## Data for processing
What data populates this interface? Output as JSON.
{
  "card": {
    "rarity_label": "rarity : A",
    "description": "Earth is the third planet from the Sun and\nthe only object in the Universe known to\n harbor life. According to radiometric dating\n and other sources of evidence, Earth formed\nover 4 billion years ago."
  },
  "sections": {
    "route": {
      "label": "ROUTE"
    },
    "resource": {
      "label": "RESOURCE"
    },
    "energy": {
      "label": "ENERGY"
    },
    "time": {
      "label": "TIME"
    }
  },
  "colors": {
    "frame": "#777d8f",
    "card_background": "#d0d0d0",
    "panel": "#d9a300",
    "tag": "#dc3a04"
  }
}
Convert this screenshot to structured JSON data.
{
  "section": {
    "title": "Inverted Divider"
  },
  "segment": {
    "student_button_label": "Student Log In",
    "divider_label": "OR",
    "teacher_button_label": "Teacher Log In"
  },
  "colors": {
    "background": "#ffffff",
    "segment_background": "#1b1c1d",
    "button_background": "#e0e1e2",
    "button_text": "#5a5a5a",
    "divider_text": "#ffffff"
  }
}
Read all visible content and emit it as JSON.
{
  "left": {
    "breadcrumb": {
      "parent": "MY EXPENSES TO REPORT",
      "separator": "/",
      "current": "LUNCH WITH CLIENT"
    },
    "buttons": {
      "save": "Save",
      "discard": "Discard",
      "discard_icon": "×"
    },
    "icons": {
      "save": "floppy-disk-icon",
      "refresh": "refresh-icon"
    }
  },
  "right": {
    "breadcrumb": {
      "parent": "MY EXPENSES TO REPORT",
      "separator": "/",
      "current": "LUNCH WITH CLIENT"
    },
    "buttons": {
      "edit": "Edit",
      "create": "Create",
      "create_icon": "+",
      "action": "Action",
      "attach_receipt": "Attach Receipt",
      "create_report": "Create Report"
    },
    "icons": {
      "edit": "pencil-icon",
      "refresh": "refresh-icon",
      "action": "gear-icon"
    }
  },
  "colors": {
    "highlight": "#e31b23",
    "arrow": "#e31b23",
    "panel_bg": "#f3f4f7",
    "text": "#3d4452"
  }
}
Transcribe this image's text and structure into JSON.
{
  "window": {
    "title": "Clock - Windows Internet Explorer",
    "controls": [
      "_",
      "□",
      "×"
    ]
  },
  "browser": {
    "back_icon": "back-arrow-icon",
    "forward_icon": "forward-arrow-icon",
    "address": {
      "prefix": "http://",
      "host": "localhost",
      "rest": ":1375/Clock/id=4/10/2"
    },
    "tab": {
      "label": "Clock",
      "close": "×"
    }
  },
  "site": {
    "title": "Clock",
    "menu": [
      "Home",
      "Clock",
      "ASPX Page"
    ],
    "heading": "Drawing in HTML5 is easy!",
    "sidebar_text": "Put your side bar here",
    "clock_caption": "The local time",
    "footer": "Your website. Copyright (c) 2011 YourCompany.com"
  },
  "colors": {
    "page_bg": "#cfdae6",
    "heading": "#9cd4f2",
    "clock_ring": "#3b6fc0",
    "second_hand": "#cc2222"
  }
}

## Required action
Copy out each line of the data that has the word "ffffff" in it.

## Expected answer
    "background": "#ffffff",
    "divider_text": "#ffffff"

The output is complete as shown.